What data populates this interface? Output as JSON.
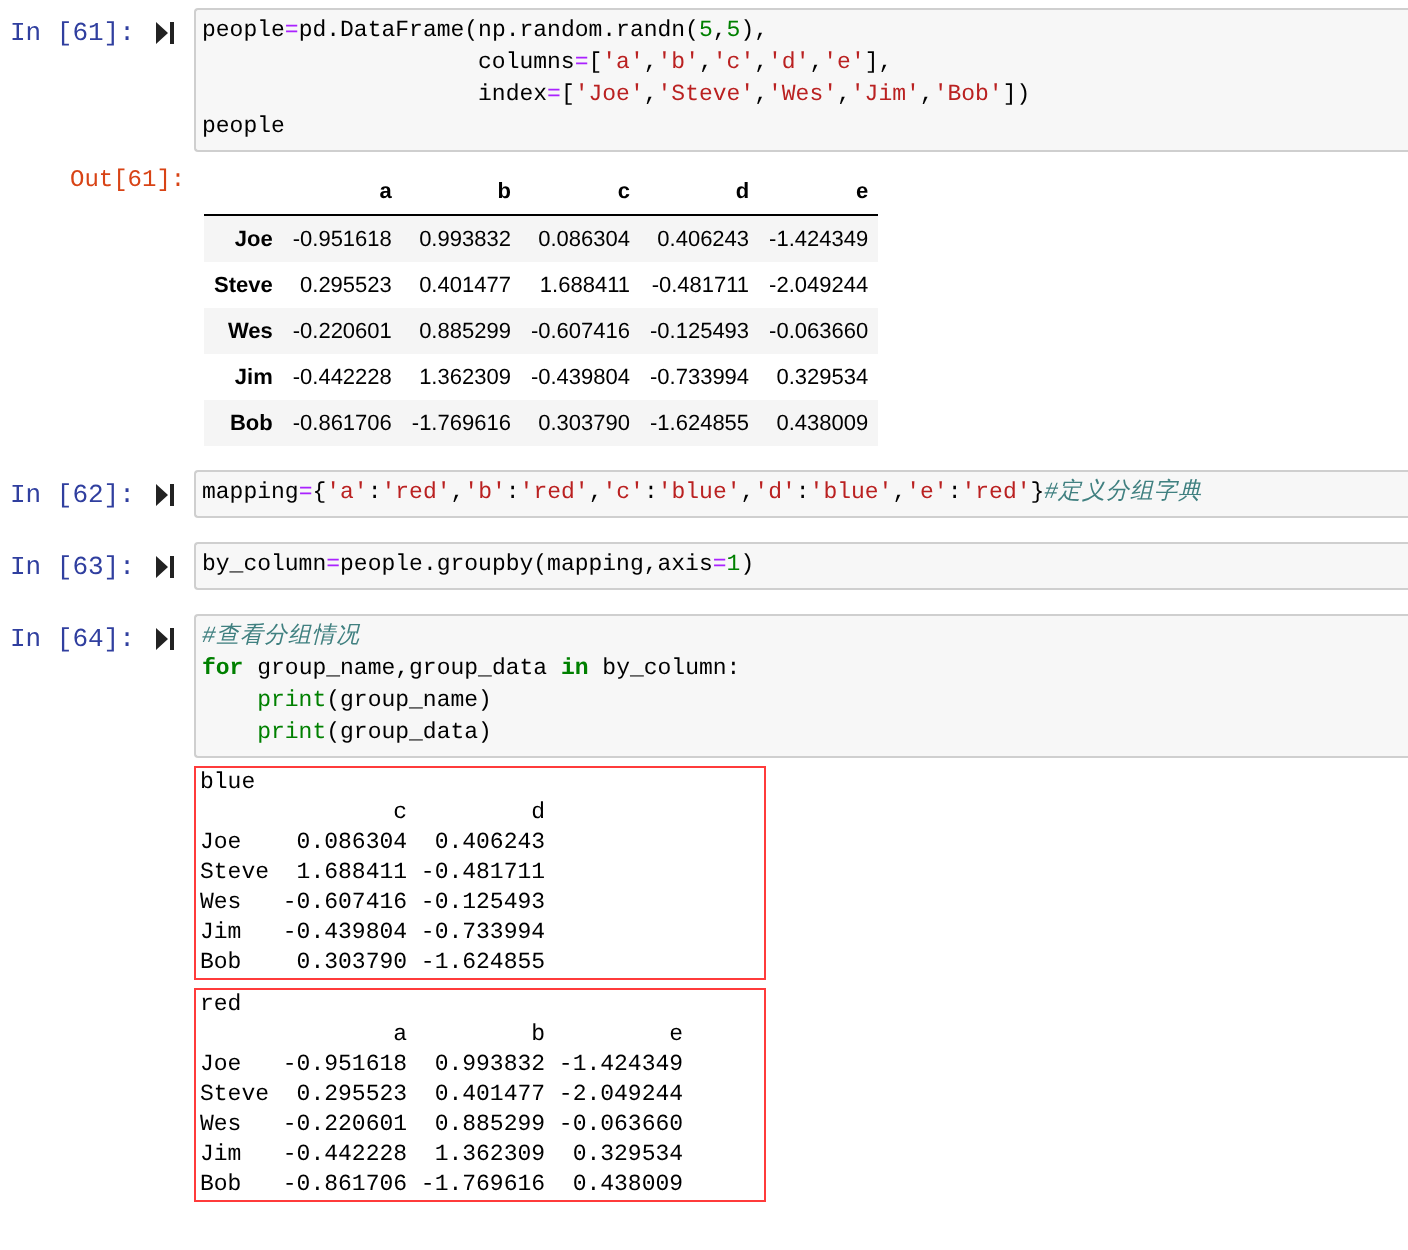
{
  "cells": [
    {
      "prompt": "In [61]:",
      "code": [
        [
          {
            "kind": "plain",
            "text": "people"
          },
          {
            "kind": "op",
            "text": "="
          },
          {
            "kind": "plain",
            "text": "pd.DataFrame(np.random.randn("
          },
          {
            "kind": "num",
            "text": "5"
          },
          {
            "kind": "plain",
            "text": ","
          },
          {
            "kind": "num",
            "text": "5"
          },
          {
            "kind": "plain",
            "text": "),"
          }
        ],
        [
          {
            "kind": "plain",
            "text": "                    columns"
          },
          {
            "kind": "op",
            "text": "="
          },
          {
            "kind": "plain",
            "text": "["
          },
          {
            "kind": "str",
            "text": "'a'"
          },
          {
            "kind": "plain",
            "text": ","
          },
          {
            "kind": "str",
            "text": "'b'"
          },
          {
            "kind": "plain",
            "text": ","
          },
          {
            "kind": "str",
            "text": "'c'"
          },
          {
            "kind": "plain",
            "text": ","
          },
          {
            "kind": "str",
            "text": "'d'"
          },
          {
            "kind": "plain",
            "text": ","
          },
          {
            "kind": "str",
            "text": "'e'"
          },
          {
            "kind": "plain",
            "text": "],"
          }
        ],
        [
          {
            "kind": "plain",
            "text": "                    index"
          },
          {
            "kind": "op",
            "text": "="
          },
          {
            "kind": "plain",
            "text": "["
          },
          {
            "kind": "str",
            "text": "'Joe'"
          },
          {
            "kind": "plain",
            "text": ","
          },
          {
            "kind": "str",
            "text": "'Steve'"
          },
          {
            "kind": "plain",
            "text": ","
          },
          {
            "kind": "str",
            "text": "'Wes'"
          },
          {
            "kind": "plain",
            "text": ","
          },
          {
            "kind": "str",
            "text": "'Jim'"
          },
          {
            "kind": "plain",
            "text": ","
          },
          {
            "kind": "str",
            "text": "'Bob'"
          },
          {
            "kind": "plain",
            "text": "])"
          }
        ],
        [
          {
            "kind": "plain",
            "text": "people"
          }
        ]
      ],
      "outputs": [
        {
          "kind": "dataframe",
          "prompt": "Out[61]:",
          "columns": [
            "a",
            "b",
            "c",
            "d",
            "e"
          ],
          "rows": [
            {
              "label": "Joe",
              "values": [
                "-0.951618",
                "0.993832",
                "0.086304",
                "0.406243",
                "-1.424349"
              ]
            },
            {
              "label": "Steve",
              "values": [
                "0.295523",
                "0.401477",
                "1.688411",
                "-0.481711",
                "-2.049244"
              ]
            },
            {
              "label": "Wes",
              "values": [
                "-0.220601",
                "0.885299",
                "-0.607416",
                "-0.125493",
                "-0.063660"
              ]
            },
            {
              "label": "Jim",
              "values": [
                "-0.442228",
                "1.362309",
                "-0.439804",
                "-0.733994",
                "0.329534"
              ]
            },
            {
              "label": "Bob",
              "values": [
                "-0.861706",
                "-1.769616",
                "0.303790",
                "-1.624855",
                "0.438009"
              ]
            }
          ]
        }
      ]
    },
    {
      "prompt": "In [62]:",
      "code": [
        [
          {
            "kind": "plain",
            "text": "mapping"
          },
          {
            "kind": "op",
            "text": "="
          },
          {
            "kind": "plain",
            "text": "{"
          },
          {
            "kind": "str",
            "text": "'a'"
          },
          {
            "kind": "plain",
            "text": ":"
          },
          {
            "kind": "str",
            "text": "'red'"
          },
          {
            "kind": "plain",
            "text": ","
          },
          {
            "kind": "str",
            "text": "'b'"
          },
          {
            "kind": "plain",
            "text": ":"
          },
          {
            "kind": "str",
            "text": "'red'"
          },
          {
            "kind": "plain",
            "text": ","
          },
          {
            "kind": "str",
            "text": "'c'"
          },
          {
            "kind": "plain",
            "text": ":"
          },
          {
            "kind": "str",
            "text": "'blue'"
          },
          {
            "kind": "plain",
            "text": ","
          },
          {
            "kind": "str",
            "text": "'d'"
          },
          {
            "kind": "plain",
            "text": ":"
          },
          {
            "kind": "str",
            "text": "'blue'"
          },
          {
            "kind": "plain",
            "text": ","
          },
          {
            "kind": "str",
            "text": "'e'"
          },
          {
            "kind": "plain",
            "text": ":"
          },
          {
            "kind": "str",
            "text": "'red'"
          },
          {
            "kind": "plain",
            "text": "}"
          },
          {
            "kind": "comment",
            "text": "#定义分组字典"
          }
        ]
      ]
    },
    {
      "prompt": "In [63]:",
      "code": [
        [
          {
            "kind": "plain",
            "text": "by_column"
          },
          {
            "kind": "op",
            "text": "="
          },
          {
            "kind": "plain",
            "text": "people.groupby(mapping,axis"
          },
          {
            "kind": "op",
            "text": "="
          },
          {
            "kind": "num",
            "text": "1"
          },
          {
            "kind": "plain",
            "text": ")"
          }
        ]
      ]
    },
    {
      "prompt": "In [64]:",
      "code": [
        [
          {
            "kind": "comment",
            "text": "#查看分组情况"
          }
        ],
        [
          {
            "kind": "kw",
            "text": "for"
          },
          {
            "kind": "plain",
            "text": " group_name,group_data "
          },
          {
            "kind": "kw",
            "text": "in"
          },
          {
            "kind": "plain",
            "text": " by_column:"
          }
        ],
        [
          {
            "kind": "builtin",
            "text": "    print"
          },
          {
            "kind": "plain",
            "text": "(group_name)"
          }
        ],
        [
          {
            "kind": "builtin",
            "text": "    print"
          },
          {
            "kind": "plain",
            "text": "(group_data)"
          }
        ]
      ],
      "outputs": [
        {
          "kind": "stream",
          "boxed": true,
          "lines": [
            "blue",
            "              c         d",
            "Joe    0.086304  0.406243",
            "Steve  1.688411 -0.481711",
            "Wes   -0.607416 -0.125493",
            "Jim   -0.439804 -0.733994",
            "Bob    0.303790 -1.624855"
          ]
        },
        {
          "kind": "stream",
          "boxed": true,
          "lines": [
            "red",
            "              a         b         e",
            "Joe   -0.951618  0.993832 -1.424349",
            "Steve  0.295523  0.401477 -2.049244",
            "Wes   -0.220601  0.885299 -0.063660",
            "Jim   -0.442228  1.362309  0.329534",
            "Bob   -0.861706 -1.769616  0.438009"
          ]
        }
      ]
    }
  ]
}
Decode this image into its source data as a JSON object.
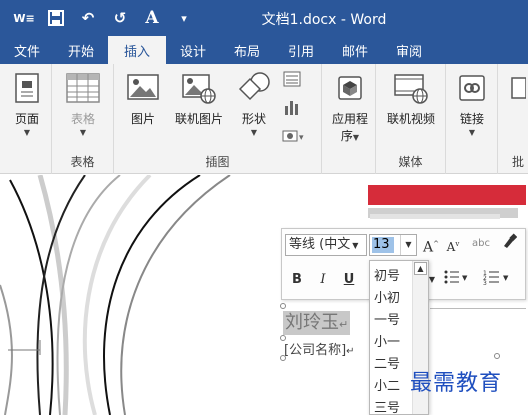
{
  "window": {
    "title": "文档1.docx - Word",
    "qat": {
      "word_icon": "W",
      "save_icon": "save-icon",
      "undo_icon": "↶",
      "redo_icon": "↺",
      "format_icon": "A",
      "customize_icon": "▾"
    }
  },
  "tabs": [
    "文件",
    "开始",
    "插入",
    "设计",
    "布局",
    "引用",
    "邮件",
    "审阅"
  ],
  "active_tab": "插入",
  "ribbon": {
    "pages": {
      "label": "页面",
      "group": ""
    },
    "tables": {
      "label": "表格",
      "group": "表格"
    },
    "illustrations": {
      "group": "插图",
      "picture": "图片",
      "online_picture": "联机图片",
      "shapes": "形状"
    },
    "addins": {
      "label1": "应用程",
      "label2": "序",
      "group": ""
    },
    "media": {
      "online_video": "联机视频",
      "group": "媒体"
    },
    "links": {
      "label": "链接",
      "group": ""
    },
    "cut_group": "批"
  },
  "mini_toolbar": {
    "font_name": "等线 (中文",
    "font_size": "13",
    "grow": "A",
    "shrink": "A",
    "pinyin": "abc",
    "bold": "B",
    "italic": "I",
    "underline": "U"
  },
  "size_dropdown": {
    "items": [
      "初号",
      "小初",
      "一号",
      "小一",
      "二号",
      "小二",
      "三号"
    ]
  },
  "document": {
    "name": "刘玲玉",
    "company": "[公司名称]"
  },
  "watermark": "最需教育",
  "colors": {
    "accent": "#2b579a",
    "ribbon_bg": "#f3f3f3",
    "red_block": "#d62c3a",
    "watermark": "#1f4fbf"
  }
}
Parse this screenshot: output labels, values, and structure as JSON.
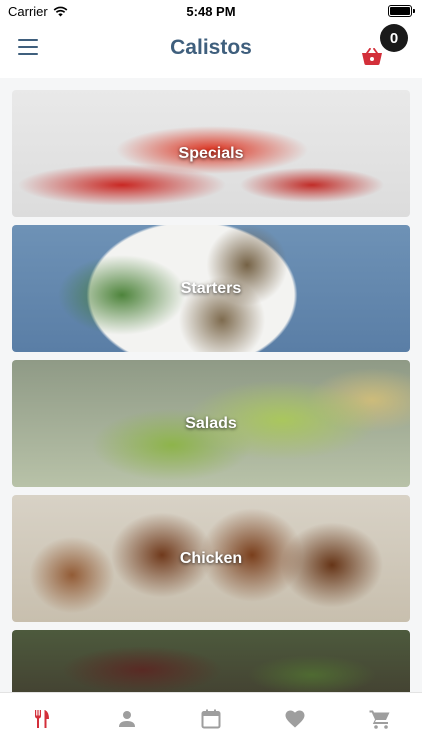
{
  "status_bar": {
    "carrier": "Carrier",
    "time": "5:48 PM"
  },
  "nav": {
    "title": "Calistos",
    "cart_count": "0",
    "menu_icon": "hamburger-menu-icon",
    "cart_icon": "basket-icon"
  },
  "categories": [
    {
      "label": "Specials"
    },
    {
      "label": "Starters"
    },
    {
      "label": "Salads"
    },
    {
      "label": "Chicken"
    },
    {
      "label": ""
    }
  ],
  "tab_bar": {
    "items": [
      {
        "icon": "fork-knife-icon",
        "active": true
      },
      {
        "icon": "person-icon",
        "active": false
      },
      {
        "icon": "calendar-icon",
        "active": false
      },
      {
        "icon": "heart-icon",
        "active": false
      },
      {
        "icon": "cart-icon",
        "active": false
      }
    ]
  },
  "colors": {
    "brand_title": "#3f5f7d",
    "accent_red": "#d32f3a",
    "icon_inactive": "#9e9e9e",
    "badge_bg": "#1a1a1a"
  }
}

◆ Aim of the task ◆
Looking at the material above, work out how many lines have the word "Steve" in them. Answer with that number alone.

◆ Exercise output ◆
4